-- Task --
The response should contain only those lines of the entries below that include the string "description".

-- Source records --
========
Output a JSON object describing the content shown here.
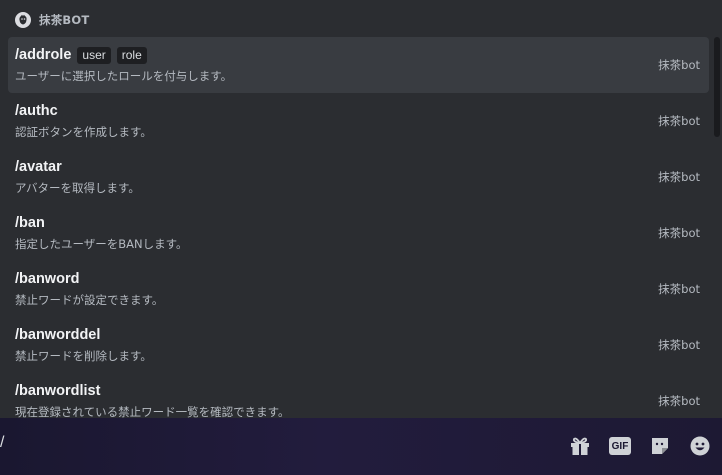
{
  "bot": {
    "name": "抹茶BOT"
  },
  "commands": [
    {
      "name": "/addrole",
      "options": [
        "user",
        "role"
      ],
      "description": "ユーザーに選択したロールを付与します。",
      "source": "抹茶bot",
      "selected": true
    },
    {
      "name": "/authc",
      "options": [],
      "description": "認証ボタンを作成します。",
      "source": "抹茶bot"
    },
    {
      "name": "/avatar",
      "options": [],
      "description": "アバターを取得します。",
      "source": "抹茶bot"
    },
    {
      "name": "/ban",
      "options": [],
      "description": "指定したユーザーをBANします。",
      "source": "抹茶bot"
    },
    {
      "name": "/banword",
      "options": [],
      "description": "禁止ワードが設定できます。",
      "source": "抹茶bot"
    },
    {
      "name": "/banworddel",
      "options": [],
      "description": "禁止ワードを削除します。",
      "source": "抹茶bot"
    },
    {
      "name": "/banwordlist",
      "options": [],
      "description": "現在登録されている禁止ワード一覧を確認できます。",
      "source": "抹茶bot"
    }
  ],
  "chat": {
    "input_value": "/",
    "gif_label": "GIF"
  },
  "colors": {
    "popup_bg": "#2b2d31",
    "selected_row": "#393c41",
    "chatbar_bg": "#1f1a36"
  },
  "icons": [
    "gift-icon",
    "gif-icon",
    "sticker-icon",
    "emoji-icon"
  ]
}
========
-- Exercise answer --
      "description": "ユーザーに選択したロールを付与します。",
      "description": "認証ボタンを作成します。",
      "description": "アバターを取得します。",
      "description": "指定したユーザーをBANします。",
      "description": "禁止ワードが設定できます。",
      "description": "禁止ワードを削除します。",
      "description": "現在登録されている禁止ワード一覧を確認できます。",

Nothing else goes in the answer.